**TASK INSTRUCTIONS**
All that is needed is each line of the entries holding the word "examples", copied as it stands.

(App and web page records)
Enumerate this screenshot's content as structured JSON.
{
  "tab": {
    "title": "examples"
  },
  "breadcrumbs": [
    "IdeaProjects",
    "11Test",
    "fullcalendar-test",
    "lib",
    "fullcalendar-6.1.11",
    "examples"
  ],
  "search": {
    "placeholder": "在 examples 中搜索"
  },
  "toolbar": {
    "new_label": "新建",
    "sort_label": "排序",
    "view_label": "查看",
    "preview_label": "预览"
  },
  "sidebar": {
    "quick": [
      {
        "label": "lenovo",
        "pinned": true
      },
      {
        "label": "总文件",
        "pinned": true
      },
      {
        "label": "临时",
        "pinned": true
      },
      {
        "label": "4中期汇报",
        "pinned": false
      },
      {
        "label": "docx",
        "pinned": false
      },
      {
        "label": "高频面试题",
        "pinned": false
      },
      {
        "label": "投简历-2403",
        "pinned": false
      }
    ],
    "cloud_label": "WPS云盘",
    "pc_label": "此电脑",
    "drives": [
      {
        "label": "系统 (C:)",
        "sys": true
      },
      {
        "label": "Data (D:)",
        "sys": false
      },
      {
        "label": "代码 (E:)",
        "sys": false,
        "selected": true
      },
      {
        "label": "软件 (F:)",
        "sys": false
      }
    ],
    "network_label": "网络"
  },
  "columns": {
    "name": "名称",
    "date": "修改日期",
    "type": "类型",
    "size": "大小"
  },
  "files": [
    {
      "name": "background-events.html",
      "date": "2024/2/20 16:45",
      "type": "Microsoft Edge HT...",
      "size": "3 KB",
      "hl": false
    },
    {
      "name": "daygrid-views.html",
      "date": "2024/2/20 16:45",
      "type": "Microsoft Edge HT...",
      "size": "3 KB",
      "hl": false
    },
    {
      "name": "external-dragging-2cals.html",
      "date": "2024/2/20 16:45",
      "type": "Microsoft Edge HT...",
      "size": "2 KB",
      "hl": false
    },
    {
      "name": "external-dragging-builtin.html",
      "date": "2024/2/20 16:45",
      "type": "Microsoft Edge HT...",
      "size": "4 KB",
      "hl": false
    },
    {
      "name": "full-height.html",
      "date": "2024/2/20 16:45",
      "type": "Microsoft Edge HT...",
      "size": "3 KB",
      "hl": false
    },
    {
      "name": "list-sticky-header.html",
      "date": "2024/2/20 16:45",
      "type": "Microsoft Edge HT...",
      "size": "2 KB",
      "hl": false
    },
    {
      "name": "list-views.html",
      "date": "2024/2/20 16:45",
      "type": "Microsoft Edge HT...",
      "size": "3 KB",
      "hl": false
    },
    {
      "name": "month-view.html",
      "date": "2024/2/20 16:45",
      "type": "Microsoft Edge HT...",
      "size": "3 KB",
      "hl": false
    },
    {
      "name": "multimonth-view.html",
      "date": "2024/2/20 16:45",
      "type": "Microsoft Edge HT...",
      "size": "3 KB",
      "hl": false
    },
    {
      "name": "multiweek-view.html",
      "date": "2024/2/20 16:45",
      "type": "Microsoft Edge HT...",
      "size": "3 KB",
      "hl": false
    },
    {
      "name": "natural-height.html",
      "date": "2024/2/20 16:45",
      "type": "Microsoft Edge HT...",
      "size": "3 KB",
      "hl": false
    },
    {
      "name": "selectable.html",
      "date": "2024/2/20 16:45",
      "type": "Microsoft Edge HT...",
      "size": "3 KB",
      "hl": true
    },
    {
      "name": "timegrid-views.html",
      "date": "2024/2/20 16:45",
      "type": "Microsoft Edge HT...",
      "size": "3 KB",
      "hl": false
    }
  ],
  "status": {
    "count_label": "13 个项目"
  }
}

**TASK SOLUTION**
    "title": "examples"
    "examples"
    "placeholder": "在 examples 中搜索"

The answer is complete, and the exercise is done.